Monetary policy committee member Gertjan Vlieghe says debt, demographics and distribution of income could all depress interest rates for years to come
The prospect of ultra-low interest rates persisting for years to come has been conjured up by a leading Bank of England policymaker after a further fall in oil prices and shares in London sinking to their lowest level since late 2012.
Gertjan Vlieghe, one of the nine members of Threadneedle Street’s monetary policy committee, the body that sets the official cost of borrowing, said debt, demographics and distribution of income could all depress interest rates.
In his first speech since becoming a member of the MPC, Vlieghe said policymakers should not assume “the future will look like the past” and must “be prepared for the possibility that real interest rates will remain well below their historical average for a very long time”.
The closure of Wall Street for the Martin Luther King public holiday meant a quieter day on financial markets before growth news from China overnight. London’s FTSE 100 Index fell 24 points to 5,779.9.
Market expectations that the official lifting of sanctions against Iran will lead to an increase in the supply of oil triggered a fresh decline in the cost of crude. At one stage in early trading in London, Brent crude fell to $27.67 a barrel before recovering to $28.80 by the close.
“Iran’s return to the oil market has been on the agenda for some time and therefore does not really come as any great surprise,” a Commerzbank senior analyst, Carsten Fritsch, said. “Nonetheless, prices were bound to react negatively in the short term in view of the negative market sentiment.”
The oil price has fallen by more than $85 dollars a barrel from its recent peak of $115 a barrel in August 2014, leading to lower inflation and less pressure on central banks to raise interest rates.
Vlieghe said there were also longer-term factors helping to keep borrowing costs low. Higher levels of debt would make interest rates less effective in raising spending levels; a longer-living population would be saving more for future retirement; and a more unequal distribution of income might amplify the effects of rising debt.
The MPC member said it was not hard to imagine a world in which all three Ds interacted. “A high debt economy faces headwinds and needs lower interest rates. A high debt economy with adverse demographic trends needs even lower interest rates. And a high debt economy with adverse demographic trends and higher inequality … well, you get the picture.”
In March, the MPC will have held interest rates unchanged at 0.5% for seven years, and with only one member, Ian McCafferty, voting for an increase at its meeting in January, the City now believes it will be late 2016 or early 2017 before borrowing costs rise.

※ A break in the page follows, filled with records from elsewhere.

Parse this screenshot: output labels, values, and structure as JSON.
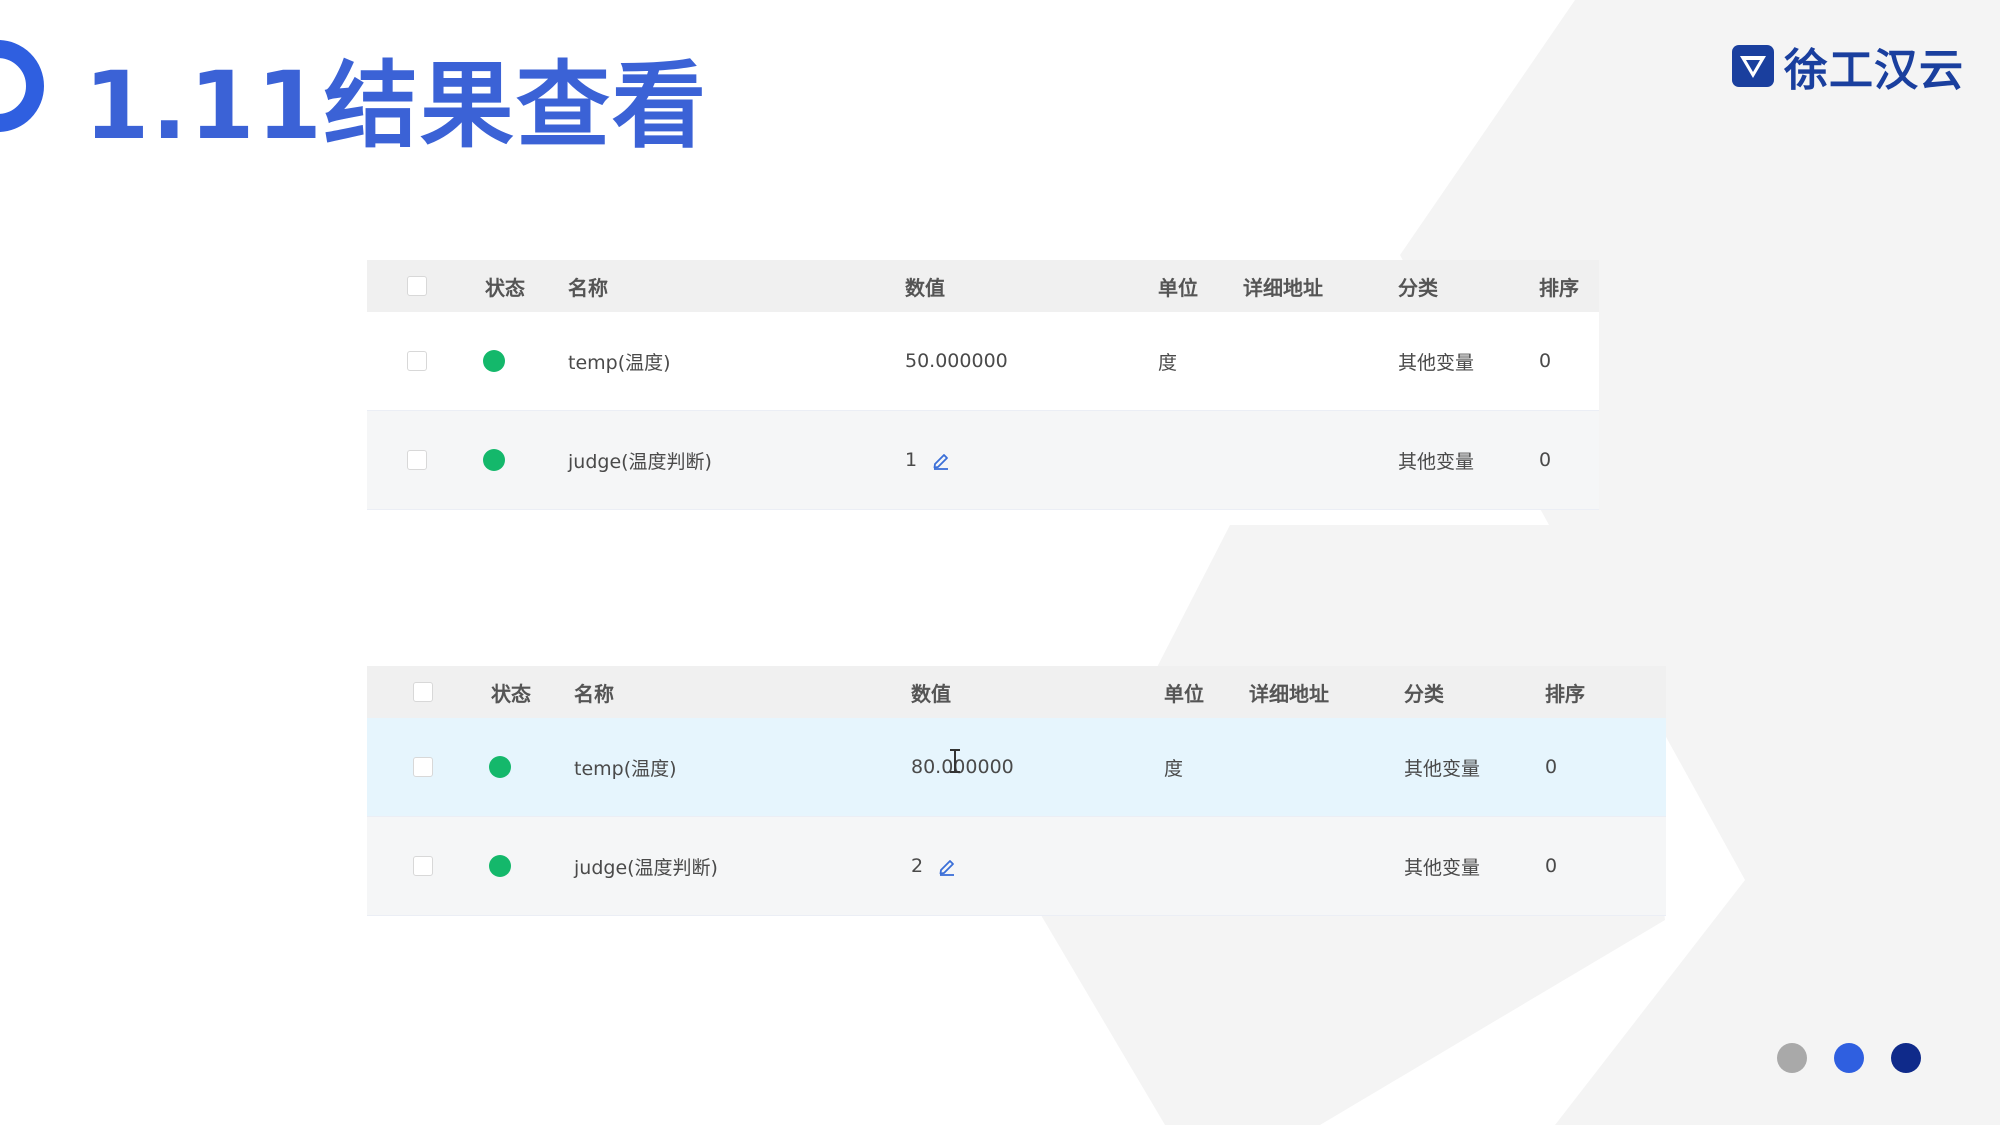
{
  "page": {
    "title": "1.11结果查看"
  },
  "brand": {
    "name": "徐工汉云"
  },
  "colors": {
    "title": "#3b62d6",
    "status_ok": "#14b86b",
    "highlight_row": "#e6f5fd",
    "header_bg": "#f0f0f0",
    "dot_gray": "#a9a9a9",
    "dot_blue": "#2f5fe0",
    "dot_navy": "#0f2a8a"
  },
  "columns": [
    "状态",
    "名称",
    "数值",
    "单位",
    "详细地址",
    "分类",
    "排序"
  ],
  "tables": [
    {
      "rows": [
        {
          "name": "temp(温度)",
          "value": "50.000000",
          "unit": "度",
          "address": "",
          "category": "其他变量",
          "order": "0",
          "editable": false
        },
        {
          "name": "judge(温度判断)",
          "value": "1",
          "unit": "",
          "address": "",
          "category": "其他变量",
          "order": "0",
          "editable": true
        }
      ]
    },
    {
      "rows": [
        {
          "name": "temp(温度)",
          "value": "80.000000",
          "unit": "度",
          "address": "",
          "category": "其他变量",
          "order": "0",
          "editable": false
        },
        {
          "name": "judge(温度判断)",
          "value": "2",
          "unit": "",
          "address": "",
          "category": "其他变量",
          "order": "0",
          "editable": true
        }
      ]
    }
  ],
  "icons": {
    "status": "status-dot-icon",
    "edit": "pencil-edit-icon",
    "cursor": "text-cursor-icon",
    "logo": "brand-logo-icon"
  },
  "pagination": {
    "dots": 3,
    "active_index": 2
  }
}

Mark Carney, the Bank’s governor, will give his views on the state of the economy in a speech on Tuesday but Vlieghe made it clear he was in no hurry to vote for an increase. “If I were confident that, over the next few years, policy rates would have to rise significantly to match historical averages of real interest rates, I would be looking for the first possible opportunity to raise rates, to avoid having to raise them very sharply in the next few years.
“But I am not confident of that at all. Rather, I think it is plausible that the appropriate real interest rate for the economy might be very low for years to come. So policy rates, when they rise, may not need to rise by much over the coming years. These medium-term considerations make me relatively more patient before raising rates.”
The MPC has been expecting the steady decline in the UK’s jobless total to start pushing up the level of pay, but Vlieghe said he saw little evidence that this was happening. “In order to be confident enough of the medium-term inflation outlook to raise the bank rate, I would like to see evidence that growth is not slowing further, and that a broad range of indicators related to inflation are generally on an upward trajectory from their current low levels,” he said.
“I do not see convincing evidence yet of upward momentum in pay pressures. With growth still slowing, and inflation pressures either easing outright or disappointing relative to forecasts, I do not believe the conditions are in place to warrant a rise in the bank rate.”